No, seriously – the fashion industry churns out clothes for one body type only: straight up and down, completely proportional and (most of the time) entirely flat chested. Here’s a typical changing room dilemma for me:
“Should I get the ten or the fourteen? The fourteen will fit over my boobs but drown my waist. The ten will hug my waist but oh DEAR GOD it looks like I have one, giant, flat boob! The twelve is a happy compromise, I guess… It’s a bit too tight on the bust and a bit too loose on the waist but I guess… oh man I’M A FREAK *hysterical tears*.”
The truth is I’m not a freak – I’m a normal person with an average body type. Lots of women have a larger bust than the rest of their body. I barely know anyone in perfect proportion. In fact, most women I know hate shopping for that very reason. Yet the fashion industry continues to flood shops with identikit bizarre samples for the minority of people with a model’s body.
My personal style may not have changed much, but my size has! (That’s me on the left)
Need I say more? What exactly is the point of trends? The most stylish people I know are the ones who have cultivated their own, unique and personal style.
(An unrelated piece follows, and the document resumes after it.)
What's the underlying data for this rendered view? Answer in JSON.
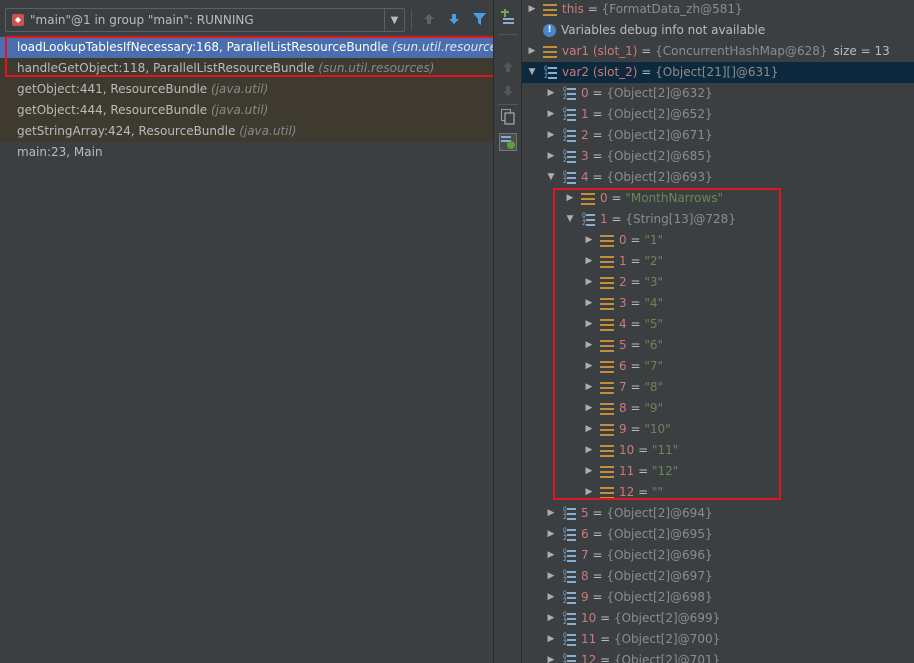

When I polled my readers, 80% said they have their own sense of style and will only incorporate trend pieces if they fit in with their wardrobe.
That’s why I love shops like Anthropologie, Free People and Monsoon – I’m sure they have to subscribe to the trend monster in some way, but their own brand identities surpass the need to desperately fill their floors with the latest must-have item – when I think Anthropologie, for example, I think of a look – their distinct brand look, regardless of what’s in season. I wish all shops were like that. Love the whimsical, lace thing? There’s a shop for that. Love tulle skirts? There’s a shop for that. How great would that be? I reckon it would drastically increase sales AND that shopping would be a much easier and happier task if you know where to look for the type of thing you love.
The pressure to be perfect
It’s summer. I’d like to wear some sandals. Except holy shit, I haven’t had a pedicure. What about those shorts? Crap, time for a leg wax. For every item of clothing I even think about wearing, there’s another consideration – camel toe, VPL, armpit vaginas (seriously) and all the other disparaging, disheartening things the fashion media have invented to make us feel crap enough to buy more crap that’s supposed to make it better.
For me, wearing clothes is all about feeling good and projecting your personality through your own, unique sense of style – not squeezing yourself into badly fitting sample sizes and creating more anxiety. That’s just no fun.
So that’s what’s wrong with the fashion industry – let’s start a fashion revolution, one where individuality is celebrated, not quashed, clothes are made for all sorts of body shapes and you can find the stuff that you like in places that specialise. Wouldn’t that be grand? I’d love to hear your thoughts in the comment box!